Monfortinho and the Termes de Monfortinho.
To round off our journey through France and Spain to Portugal, I must tell you about a most delightful village near the Portuguese/Spanish border.
As you cross the border from Spain, the delightful, cobbled village of Monfortinho is hidden from the road as it nestles in the valley.
The cobbled streets wind up and down and around the village to bring you, past the church and back onto the main road again. As it was siesta time after a wonderful lunch in Termes de Monfortinho, we didn't have the opportunity to explore more. Most sensible people were sleeping off the effects of a good lunch.
Termes de Monfortinho is a village which has developed around the Thermal Springs which have become famous for their therapeutic properties. In this area, many rivers flow down

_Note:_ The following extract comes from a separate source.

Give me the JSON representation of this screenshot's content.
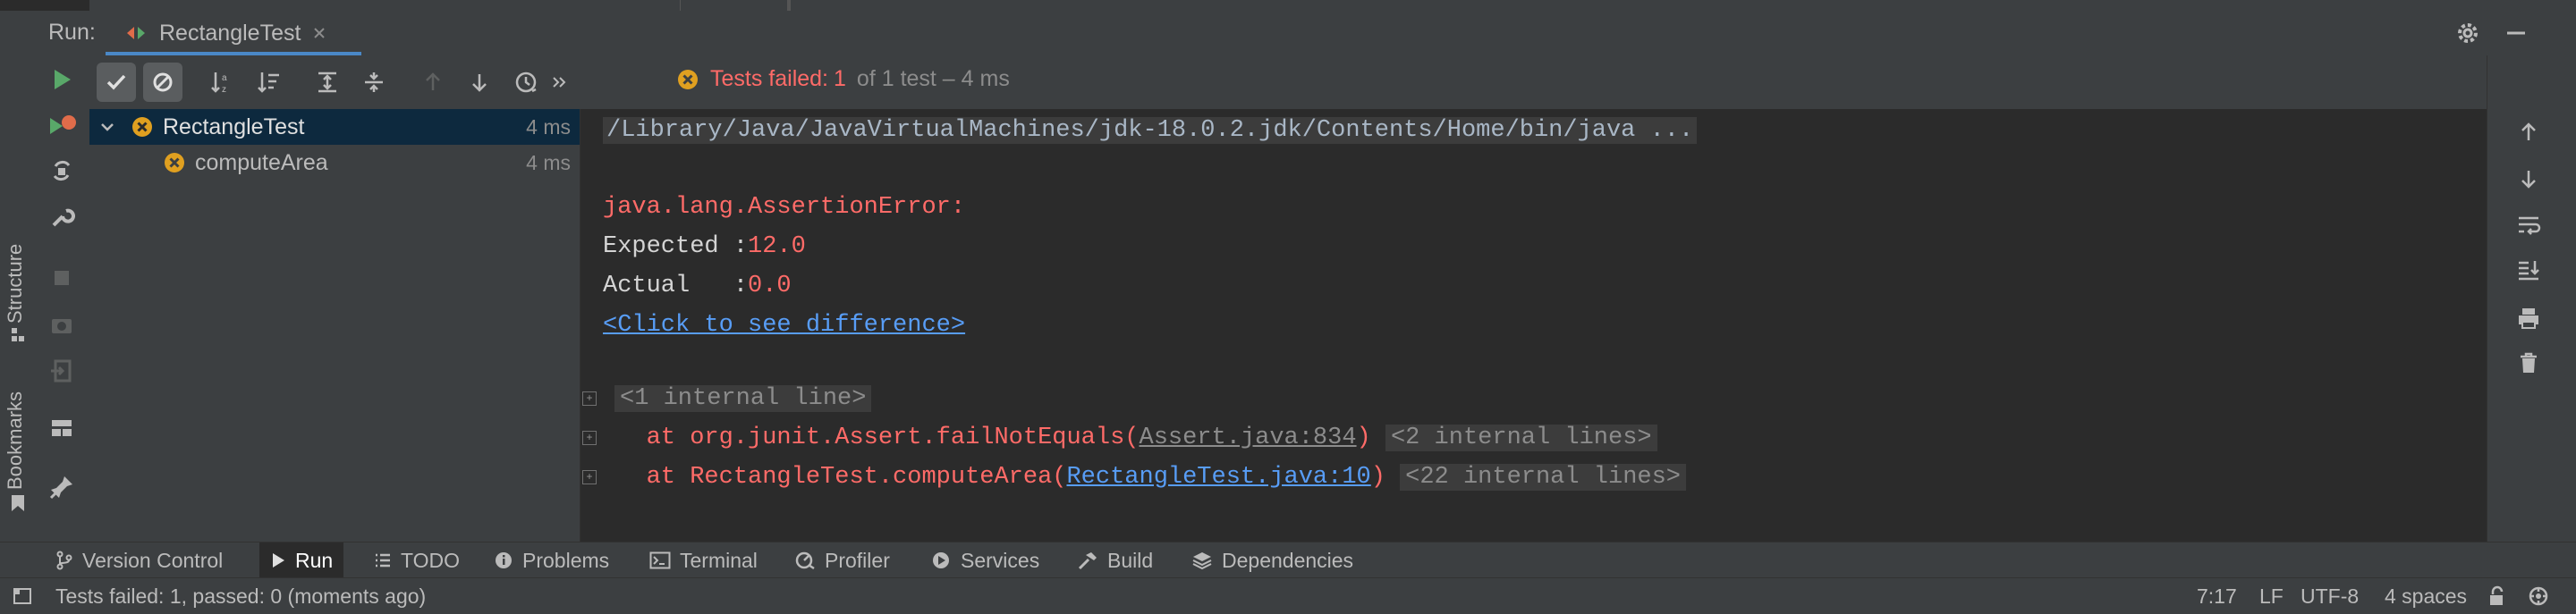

Before meeting family one day, we decided to take a look. We were very pleasantly surprised at the scale of the village and the very modern properties. Reaching a junction, we came upon a long, tree-lined street. Parking up we wandered around and came upon the welcoming and traditional Hotel Boa Vista.
As it was so hot, we decided not to rest on the terrace but settled inside for a cool drink. Chatting to Rui he assured us that there was a lift asked if we wanted to see some rooms. The hotel is about 100 years old and, in order to facilitate a lift, they had built it on a corner outside and surrounded it by glass. Very innovative and shows what can be done. The rooms are traditional with all modern conveniences.
The following day we took family there for lunch. The welcome was even greater than on the previous visit and with all parties using a smattering of Portuguese and English plus a phrase book we negotiated our way around the menu which, I have to say, involved very good portions of food.. Before this, we had strolled around the village looking what they had to offer. It is utterly charming. After lunch, on seeing the Artesano (pottery)shop, we stopped the car and dived inside into the coolness of this wonderful shop full of Portuguese pottery. Really, I could have filled the boot of the car!
Perhaps next time?
There are many images on Google at